Recorded data:
::::::::

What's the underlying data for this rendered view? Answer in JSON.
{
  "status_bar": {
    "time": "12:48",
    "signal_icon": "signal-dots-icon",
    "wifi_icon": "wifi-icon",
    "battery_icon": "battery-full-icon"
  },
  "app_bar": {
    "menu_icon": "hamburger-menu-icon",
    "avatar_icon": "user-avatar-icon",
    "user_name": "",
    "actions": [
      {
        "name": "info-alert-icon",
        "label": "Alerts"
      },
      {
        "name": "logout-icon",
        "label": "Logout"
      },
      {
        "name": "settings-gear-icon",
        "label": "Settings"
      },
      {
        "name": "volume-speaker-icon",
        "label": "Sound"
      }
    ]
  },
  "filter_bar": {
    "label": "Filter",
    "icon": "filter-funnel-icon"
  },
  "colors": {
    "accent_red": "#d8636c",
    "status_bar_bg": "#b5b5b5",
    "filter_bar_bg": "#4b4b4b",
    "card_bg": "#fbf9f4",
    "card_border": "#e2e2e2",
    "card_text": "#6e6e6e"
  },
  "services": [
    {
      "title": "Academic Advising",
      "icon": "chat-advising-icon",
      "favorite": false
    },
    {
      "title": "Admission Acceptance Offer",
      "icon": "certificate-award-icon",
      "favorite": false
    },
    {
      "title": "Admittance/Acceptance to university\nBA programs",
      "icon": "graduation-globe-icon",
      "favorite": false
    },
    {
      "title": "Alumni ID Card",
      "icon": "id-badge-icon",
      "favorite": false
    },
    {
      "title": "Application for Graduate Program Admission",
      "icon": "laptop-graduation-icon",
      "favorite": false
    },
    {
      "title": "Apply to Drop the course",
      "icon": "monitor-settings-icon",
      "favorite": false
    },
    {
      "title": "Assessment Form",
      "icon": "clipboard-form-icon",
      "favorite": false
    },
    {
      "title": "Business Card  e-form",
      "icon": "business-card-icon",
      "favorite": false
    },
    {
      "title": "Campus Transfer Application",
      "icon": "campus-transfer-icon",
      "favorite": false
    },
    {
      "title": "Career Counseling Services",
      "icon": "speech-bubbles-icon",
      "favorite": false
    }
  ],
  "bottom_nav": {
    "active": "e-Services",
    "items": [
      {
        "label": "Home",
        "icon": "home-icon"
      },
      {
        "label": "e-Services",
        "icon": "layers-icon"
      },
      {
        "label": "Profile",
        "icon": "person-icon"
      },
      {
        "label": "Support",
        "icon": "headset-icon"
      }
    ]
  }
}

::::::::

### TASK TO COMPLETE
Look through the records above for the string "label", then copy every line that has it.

### TASK ANSWER
        "label": "Alerts"
        "label": "Logout"
        "label": "Settings"
        "label": "Sound"
    "label": "Filter",
        "label": "Home",
        "label": "e-Services",
        "label": "Profile",
        "label": "Support",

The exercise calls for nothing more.